Tiwari reminds you:
If the command object is defined in the same source file as the controller that is using it, Grails will automatically mark it as Validateable. It is not required that command object classes be validateable.
This post shows the @Validatable annotation. In Grails 3 you will implement the Validateable trait instead.
My colleague @mattdmoss published recently a new Grails Guide around the use of Command Objects to handle form data. He explains how to use domain classes and regular POGOs as command objects.
@epragt shows you how to use the mockCommandObject in Grails 2.x to tests your Command Objects.
Really thought-provoking talk by @davidthecoder. He encourages the use of commands objects to model Application Domains. Use Command objects to have state, identity and behaviour. First 15 minutes of the video are pure gold.
I agree with two of his beefs:
- Domain classes should probably be named persistence classes.
- With singleton scoped services and controllers, thus stateless artifacts, Grails appears to have functional envy.
A companion post to the previous video by @davidthecoder:
the responsibility to model the queries and commands into the system, which I have handled with Command Objects.
or the best command object quote ever:
Command Objects are a powerful and cheap way to obtain that fuller model and give added benefits such as parameter validation, data binding, type conversion and dependency injection.
If you are working with Grails 2.x versions, binding lists with command objects may be tricky. Groovy's .withLazyDefault method , which we talked about in the first link of this issue, helps you out as shown by @mscharhag

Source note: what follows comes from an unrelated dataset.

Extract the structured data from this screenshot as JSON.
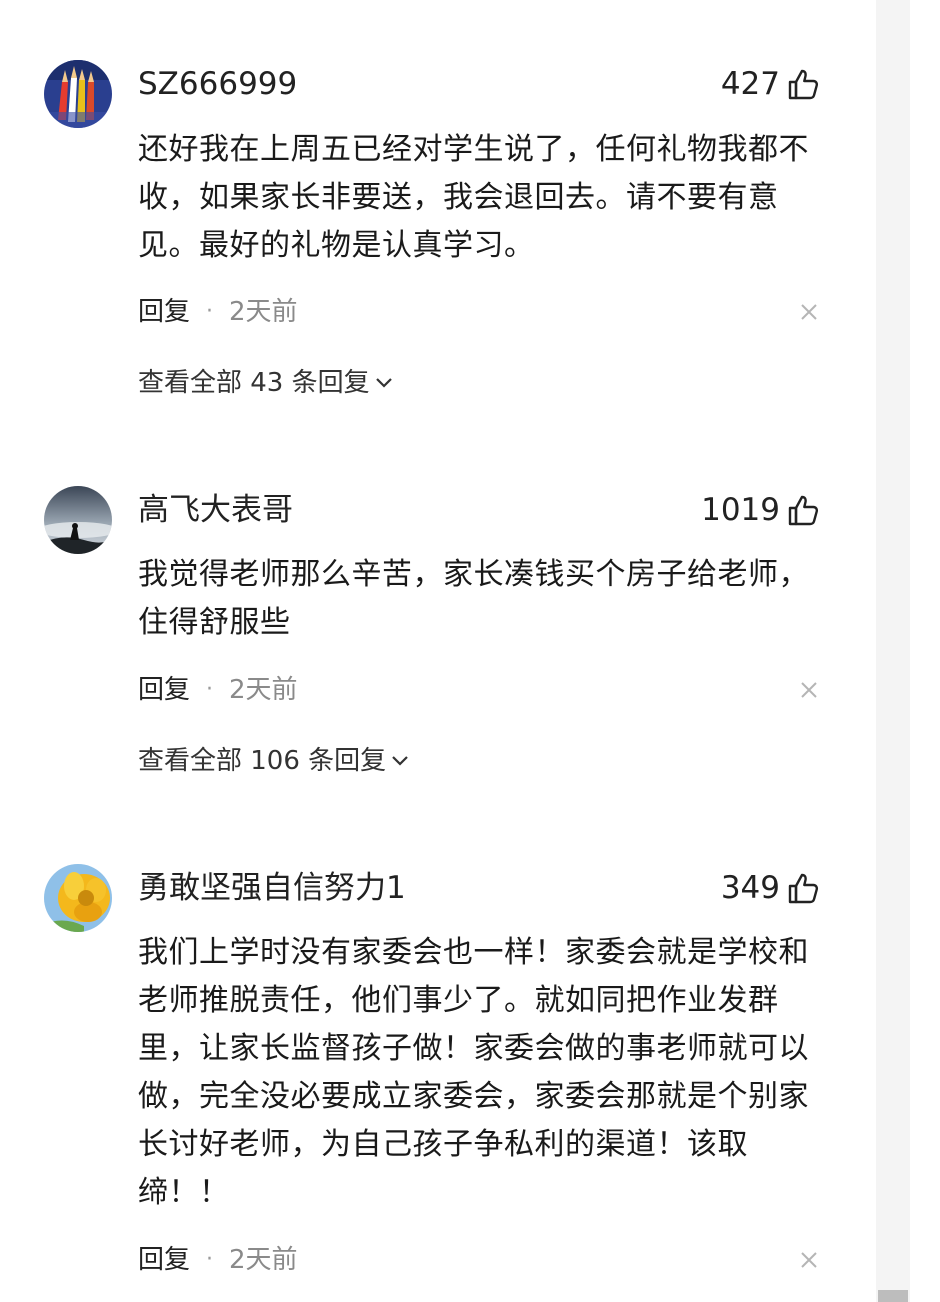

Interesting Post which shows how to create a revalidate() method in every command object in a Grails 2 application. Imagine you need to do data changes after the initial binding and validate again. This approach may help you.